Write out the data word for word, taking care that no picture is carried over.

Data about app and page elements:
::::

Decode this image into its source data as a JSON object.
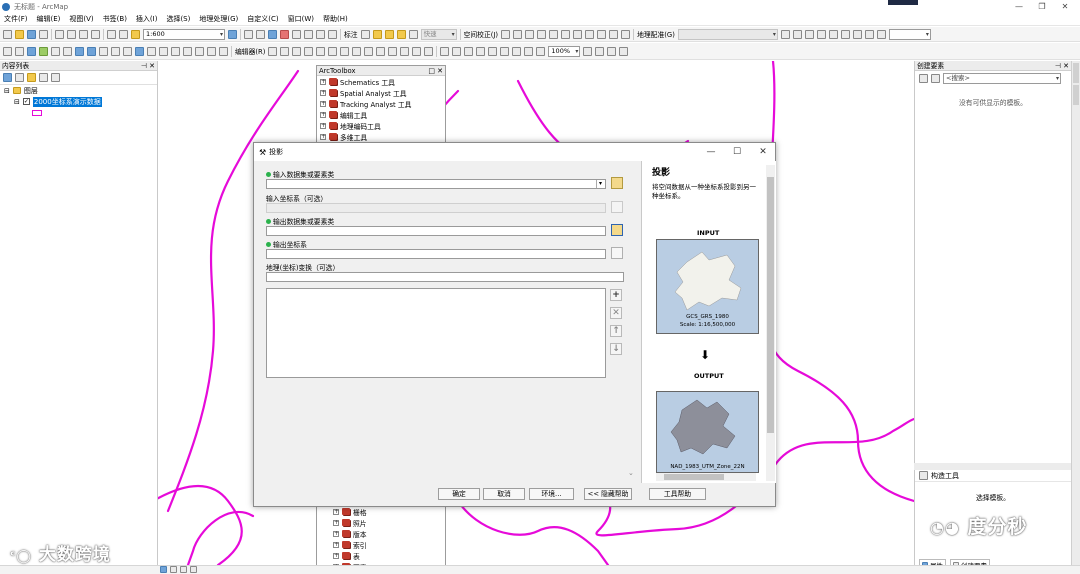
{
  "window": {
    "title": "无标题 - ArcMap"
  },
  "menu": [
    "文件(F)",
    "编辑(E)",
    "视图(V)",
    "书签(B)",
    "插入(I)",
    "选择(S)",
    "地理处理(G)",
    "自定义(C)",
    "窗口(W)",
    "帮助(H)"
  ],
  "toolbar": {
    "scale": "1:600",
    "annotation_label": "标注",
    "fast_label": "快速",
    "spatial_adjust_label": "空间校正(J)",
    "georef_label": "地理配准(G)",
    "editor_label": "编辑器(R)",
    "zoom_percent": "100%"
  },
  "toc": {
    "title": "内容列表",
    "root_layer": "图层",
    "layer": "2000坐标系演示数据"
  },
  "toolbox": {
    "title": "ArcToolbox",
    "items": [
      "Schematics 工具",
      "Spatial Analyst 工具",
      "Tracking Analyst 工具",
      "编辑工具",
      "地理编码工具",
      "多维工具"
    ],
    "lower_items": [
      "栅格",
      "照片",
      "版本",
      "索引",
      "表",
      "要素"
    ]
  },
  "dialog": {
    "title": "投影",
    "input_label": "输入数据集或要素类",
    "input_cs_label": "输入坐标系（可选）",
    "output_label": "输出数据集或要素类",
    "output_cs_label": "输出坐标系",
    "transform_label": "地理(坐标)变换（可选）",
    "buttons": {
      "ok": "确定",
      "cancel": "取消",
      "env": "环境...",
      "hide_help": "<< 隐藏帮助",
      "tool_help": "工具帮助"
    },
    "help": {
      "title": "投影",
      "description": "将空间数据从一种坐标系投影到另一种坐标系。",
      "input_caption": "INPUT",
      "input_cs": "GCS_GRS_1980",
      "input_scale": "Scale: 1:16,500,000",
      "output_caption": "OUTPUT",
      "output_cs": "NAD_1983_UTM_Zone_22N"
    }
  },
  "catalog": {
    "title": "创建要素",
    "search_placeholder": "<搜索>",
    "empty_message": "没有可供显示的模板。"
  },
  "construct": {
    "title": "构造工具",
    "message": "选择模板。",
    "tab_attributes": "属性",
    "tab_create": "创建要素"
  },
  "watermarks": {
    "left": "大数跨境",
    "right": "度分秒"
  },
  "colors": {
    "boundary": "#e60ad9",
    "selection": "#0078d7",
    "help_map_bg": "#b9cde3"
  }
}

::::

◆ **ANSWER BELOW**
Decode this image into its source data as a JSON object.
{
  "window": {
    "title": "无标题 - ArcMap"
  },
  "menu": [
    "文件(F)",
    "编辑(E)",
    "视图(V)",
    "书签(B)",
    "插入(I)",
    "选择(S)",
    "地理处理(G)",
    "自定义(C)",
    "窗口(W)",
    "帮助(H)"
  ],
  "toolbar": {
    "scale": "1:600",
    "annotation_label": "标注",
    "fast_label": "快速",
    "spatial_adjust_label": "空间校正(J)",
    "georef_label": "地理配准(G)",
    "editor_label": "编辑器(R)",
    "zoom_percent": "100%"
  },
  "toc": {
    "title": "内容列表",
    "root_layer": "图层",
    "layer": "2000坐标系演示数据"
  },
  "toolbox": {
    "title": "ArcToolbox",
    "items": [
      "Schematics 工具",
      "Spatial Analyst 工具",
      "Tracking Analyst 工具",
      "编辑工具",
      "地理编码工具",
      "多维工具"
    ],
    "lower_items": [
      "栅格",
      "照片",
      "版本",
      "索引",
      "表",
      "要素"
    ]
  },
  "dialog": {
    "title": "投影",
    "input_label": "输入数据集或要素类",
    "input_cs_label": "输入坐标系（可选）",
    "output_label": "输出数据集或要素类",
    "output_cs_label": "输出坐标系",
    "transform_label": "地理(坐标)变换（可选）",
    "buttons": {
      "ok": "确定",
      "cancel": "取消",
      "env": "环境...",
      "hide_help": "<< 隐藏帮助",
      "tool_help": "工具帮助"
    },
    "help": {
      "title": "投影",
      "description": "将空间数据从一种坐标系投影到另一种坐标系。",
      "input_caption": "INPUT",
      "input_cs": "GCS_GRS_1980",
      "input_scale": "Scale: 1:16,500,000",
      "output_caption": "OUTPUT",
      "output_cs": "NAD_1983_UTM_Zone_22N"
    }
  },
  "catalog": {
    "title": "创建要素",
    "search_placeholder": "<搜索>",
    "empty_message": "没有可供显示的模板。"
  },
  "construct": {
    "title": "构造工具",
    "message": "选择模板。",
    "tab_attributes": "属性",
    "tab_create": "创建要素"
  },
  "watermarks": {
    "left": "大数跨境",
    "right": "度分秒"
  },
  "colors": {
    "boundary": "#e60ad9",
    "selection": "#0078d7",
    "help_map_bg": "#b9cde3"
  }
}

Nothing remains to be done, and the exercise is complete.